**WHAT YOU NEED TO DO**.
Pull every line containing "image" from the data.

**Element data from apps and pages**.
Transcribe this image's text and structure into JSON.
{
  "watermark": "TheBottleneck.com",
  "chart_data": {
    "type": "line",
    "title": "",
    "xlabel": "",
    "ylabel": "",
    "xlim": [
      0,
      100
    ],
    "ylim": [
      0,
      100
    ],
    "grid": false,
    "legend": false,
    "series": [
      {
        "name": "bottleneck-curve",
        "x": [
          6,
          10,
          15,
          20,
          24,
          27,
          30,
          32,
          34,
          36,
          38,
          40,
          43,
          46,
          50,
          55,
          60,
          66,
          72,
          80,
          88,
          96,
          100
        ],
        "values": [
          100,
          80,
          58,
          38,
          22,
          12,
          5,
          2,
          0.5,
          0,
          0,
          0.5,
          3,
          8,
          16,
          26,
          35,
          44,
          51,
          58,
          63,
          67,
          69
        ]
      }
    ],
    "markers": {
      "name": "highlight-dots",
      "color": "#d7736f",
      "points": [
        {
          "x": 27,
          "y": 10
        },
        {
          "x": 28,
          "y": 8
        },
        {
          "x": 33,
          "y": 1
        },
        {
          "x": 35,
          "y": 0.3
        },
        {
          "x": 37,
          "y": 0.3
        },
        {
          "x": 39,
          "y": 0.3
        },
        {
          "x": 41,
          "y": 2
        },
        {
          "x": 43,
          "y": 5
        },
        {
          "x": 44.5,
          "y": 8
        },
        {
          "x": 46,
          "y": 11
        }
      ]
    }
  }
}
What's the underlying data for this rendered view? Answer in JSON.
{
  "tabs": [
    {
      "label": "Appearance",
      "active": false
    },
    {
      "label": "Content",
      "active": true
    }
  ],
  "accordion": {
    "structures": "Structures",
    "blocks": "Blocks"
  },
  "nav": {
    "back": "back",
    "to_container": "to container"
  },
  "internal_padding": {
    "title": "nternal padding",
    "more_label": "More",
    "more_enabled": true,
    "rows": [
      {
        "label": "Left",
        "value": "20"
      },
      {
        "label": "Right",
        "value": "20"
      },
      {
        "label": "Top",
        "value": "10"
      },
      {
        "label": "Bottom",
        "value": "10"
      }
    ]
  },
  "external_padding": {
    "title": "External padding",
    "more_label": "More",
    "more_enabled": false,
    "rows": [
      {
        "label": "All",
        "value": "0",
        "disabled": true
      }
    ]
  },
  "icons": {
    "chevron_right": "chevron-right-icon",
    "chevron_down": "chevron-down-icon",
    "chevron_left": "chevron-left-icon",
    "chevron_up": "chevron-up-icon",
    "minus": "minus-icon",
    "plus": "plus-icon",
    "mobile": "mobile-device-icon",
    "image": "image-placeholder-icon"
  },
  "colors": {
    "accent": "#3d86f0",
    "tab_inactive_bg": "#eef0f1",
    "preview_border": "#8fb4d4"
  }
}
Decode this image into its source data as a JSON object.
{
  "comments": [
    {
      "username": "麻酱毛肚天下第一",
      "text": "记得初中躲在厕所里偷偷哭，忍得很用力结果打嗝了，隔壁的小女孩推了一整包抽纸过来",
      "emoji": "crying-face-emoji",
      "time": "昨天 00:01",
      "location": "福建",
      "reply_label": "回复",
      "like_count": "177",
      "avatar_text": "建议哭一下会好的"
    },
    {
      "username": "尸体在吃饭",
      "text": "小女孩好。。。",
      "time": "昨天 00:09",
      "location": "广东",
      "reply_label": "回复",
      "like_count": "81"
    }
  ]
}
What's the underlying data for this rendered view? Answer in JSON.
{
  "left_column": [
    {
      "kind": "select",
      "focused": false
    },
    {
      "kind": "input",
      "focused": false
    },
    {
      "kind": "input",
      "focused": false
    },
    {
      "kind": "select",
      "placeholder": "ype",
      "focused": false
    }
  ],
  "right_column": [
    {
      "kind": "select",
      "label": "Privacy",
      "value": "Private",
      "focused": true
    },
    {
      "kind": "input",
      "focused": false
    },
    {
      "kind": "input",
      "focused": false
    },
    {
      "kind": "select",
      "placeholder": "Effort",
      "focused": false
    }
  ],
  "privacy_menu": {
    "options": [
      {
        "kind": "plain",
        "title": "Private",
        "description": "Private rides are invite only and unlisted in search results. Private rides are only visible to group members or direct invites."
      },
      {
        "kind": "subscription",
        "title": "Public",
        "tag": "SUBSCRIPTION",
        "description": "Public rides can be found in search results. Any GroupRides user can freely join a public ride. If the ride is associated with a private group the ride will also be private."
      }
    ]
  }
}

**EXPECTED ANSWER**.
Transcribe this image's text and structure into JSON.
    "image": "image-placeholder-icon"
Decode this image into its source data as a JSON object.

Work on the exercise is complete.